··· Data ···
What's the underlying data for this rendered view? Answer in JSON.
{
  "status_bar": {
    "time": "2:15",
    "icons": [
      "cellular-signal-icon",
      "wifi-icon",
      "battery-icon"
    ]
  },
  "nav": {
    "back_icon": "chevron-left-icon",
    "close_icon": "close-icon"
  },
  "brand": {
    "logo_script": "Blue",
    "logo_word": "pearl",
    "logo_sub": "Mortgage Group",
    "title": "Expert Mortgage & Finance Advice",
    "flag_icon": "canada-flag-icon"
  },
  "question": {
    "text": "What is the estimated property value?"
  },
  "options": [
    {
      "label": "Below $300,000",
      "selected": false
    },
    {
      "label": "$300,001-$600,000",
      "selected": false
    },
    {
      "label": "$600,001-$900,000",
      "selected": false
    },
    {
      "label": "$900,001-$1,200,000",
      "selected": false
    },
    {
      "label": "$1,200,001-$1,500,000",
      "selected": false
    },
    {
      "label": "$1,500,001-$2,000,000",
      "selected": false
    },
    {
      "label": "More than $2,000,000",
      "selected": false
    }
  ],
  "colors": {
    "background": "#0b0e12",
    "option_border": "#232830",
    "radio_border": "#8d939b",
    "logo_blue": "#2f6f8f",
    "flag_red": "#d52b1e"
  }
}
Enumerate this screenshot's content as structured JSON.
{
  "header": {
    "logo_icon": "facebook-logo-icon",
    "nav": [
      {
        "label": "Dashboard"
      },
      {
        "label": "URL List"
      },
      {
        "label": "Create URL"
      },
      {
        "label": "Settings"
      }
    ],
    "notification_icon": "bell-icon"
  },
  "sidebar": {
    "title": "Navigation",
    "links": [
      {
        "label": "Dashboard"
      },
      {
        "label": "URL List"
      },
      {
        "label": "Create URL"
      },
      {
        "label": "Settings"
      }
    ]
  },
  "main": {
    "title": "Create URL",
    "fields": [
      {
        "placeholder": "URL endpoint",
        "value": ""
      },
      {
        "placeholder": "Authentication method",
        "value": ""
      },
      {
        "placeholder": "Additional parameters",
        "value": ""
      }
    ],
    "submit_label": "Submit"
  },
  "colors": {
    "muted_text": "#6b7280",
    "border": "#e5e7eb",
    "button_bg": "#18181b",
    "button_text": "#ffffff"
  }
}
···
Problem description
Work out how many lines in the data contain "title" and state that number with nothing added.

Problem solution
3